What is the cause of rolling thunder

Why does it thunder during a thunderstorm?

The thunder is a result of lightning. The lightning creates a so-called lightning channel in which extremely high temperatures arise within a few millionths of a second. This causes the air to expand like an explosion - and it thunders.

A lightning bolt is extremely fast. It only takes a few thousandths of a second to hit a tree or roof from a cloud. One can have the impression that the thunder that follows is generated directly by the lightning itself.

Lightning over Berlin

When lightning strikes the earth from a cloud, a so-called pre-discharge creates a lightning channel. Shortly before it reaches the earth, a catch charge is generated there, which runs counter to the summons. This closes the lightning channel and the full lightning discharge begins. In the center of the lightning duct, the air is heated to around 27,000 to 30,000 degrees Celsius within a few millionths of a second. This is so short that the heated air does not have time to expand during the flash. It is therefore in a state of very high pressure, about 10 to 100 times higher than in the normal state. This compressed air then explodes at supersonic speed in the form of a shock wave outwards, out of the lightning channel, in all directions. The associated sound waves generate the well-known thunder.

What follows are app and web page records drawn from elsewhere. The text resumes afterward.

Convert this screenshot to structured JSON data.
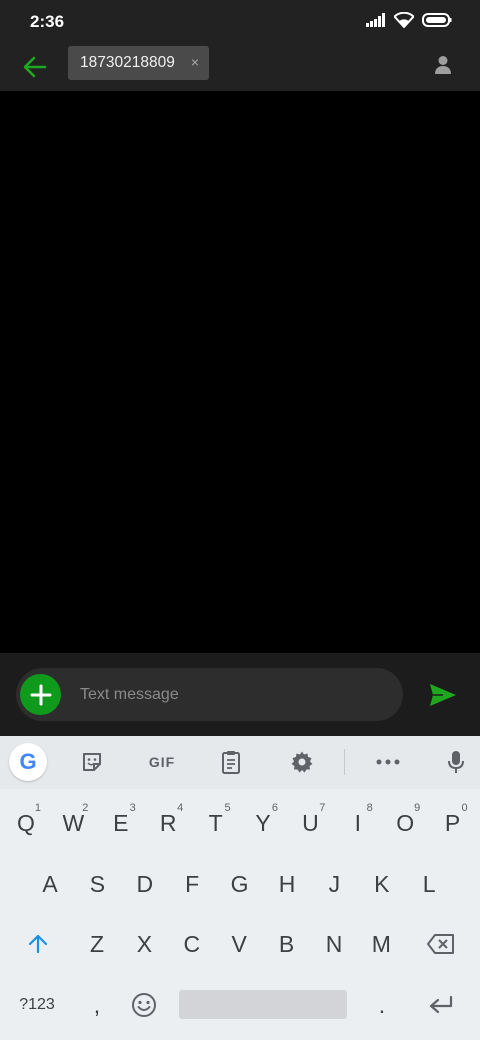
{
  "status_bar": {
    "time": "2:36"
  },
  "app_bar": {
    "recipient": "18730218809",
    "chip_close": "×"
  },
  "compose": {
    "placeholder": "Text message"
  },
  "keyboard": {
    "toolbar": {
      "google": "G",
      "gif": "GIF"
    },
    "row1": [
      {
        "key": "Q",
        "hint": "1"
      },
      {
        "key": "W",
        "hint": "2"
      },
      {
        "key": "E",
        "hint": "3"
      },
      {
        "key": "R",
        "hint": "4"
      },
      {
        "key": "T",
        "hint": "5"
      },
      {
        "key": "Y",
        "hint": "6"
      },
      {
        "key": "U",
        "hint": "7"
      },
      {
        "key": "I",
        "hint": "8"
      },
      {
        "key": "O",
        "hint": "9"
      },
      {
        "key": "P",
        "hint": "0"
      }
    ],
    "row2": [
      "A",
      "S",
      "D",
      "F",
      "G",
      "H",
      "J",
      "K",
      "L"
    ],
    "row3": [
      "Z",
      "X",
      "C",
      "V",
      "B",
      "N",
      "M"
    ],
    "row4": {
      "symbols": "?123",
      "comma": ",",
      "period": "."
    }
  },
  "colors": {
    "accent_green": "#0f9a1c",
    "shift_blue": "#1a8fe3"
  }
}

After the main discharge, up to 40 partial discharges can follow within thousandths to hundredths of a second.

The same effect of the explosive shock waves in the air also takes place when lightning strikes between clouds. This type of lightning is even clearly in the majority at around 80 percent.

The thunder spreads at the speed of sound of 330 meters per second. So it is much slower than the flash that becomes visible at the speed of light. That is why it can usually only be heard afterwards, unless the lightning strikes in the immediate vicinity of the observer.

The cause of the lightning discharges are electrical voltages between clouds and earth / clouds of a few 100 million volts. They generate currents of up to several 100,000 amperes in the lightning channels, which causes the lightning channel to heat up enormously.

The voltages are generated by the separation of positive and negative electrical charges within thunderclouds. Here, moist, warm air masses, ice particles and water droplets play the main role. As a result, positively charged ice particles accumulate at the top of the thundercloud, compared to a negative charge center of water droplets at the bottom. The positive counter-charge then arises on earth through electrical induction.

Lightning strike the Eiffel Tower

Since the electrical discharge of the clouds prefers the shortest route to the ground, the lightning bolts can usually be seen coming straight from above. Since we are usually on the ground, we hear the shock waves from the end of the lightning channel first, followed by the crash of subsequent shock waves from further up. The situation is different when lightning strikes at a constant distance from the observer, because then the shock waves can arrive at the observer at about the same time and thus generate the well-known thunder-bang.

Lightning does not always follow a single channel. Very often it splits into several channels. Then the thunder noise changes, as several lightning channels send out shock waves that can also reflect off each other and thus generate a series of thunder with a lower volume in the form of a rumble. Similar effects are also caused by lightning bolts moving towards or away from the observer, because then the shock waves arrive only gradually.

Creation of shock waves

In compressible, i.e. compressible media, changes in pressure propagate in the form of waves that distribute the pressure in the medium and thereby reduce it. Depending on whether the pressure rises or falls, one speaks of compression or thinning waves. The speed of propagation of these waves is equal to the speed of sound for small pressure differences.
But if, for example, a pressure increase occurs faster than it can be reduced at the speed of sound, then the propagation process changes. The change can then no longer be passed on quickly enough and the compression waves rise, because the medium adapts to the disturbance almost immediately with a strong increase in pressure and density followed by a sudden increase in temperature. This leads to what is known as a shock wave, which spreads further as a shock wave. As the energy of the shock wave is absorbed in the medium, it decays back to a normal pressure wave.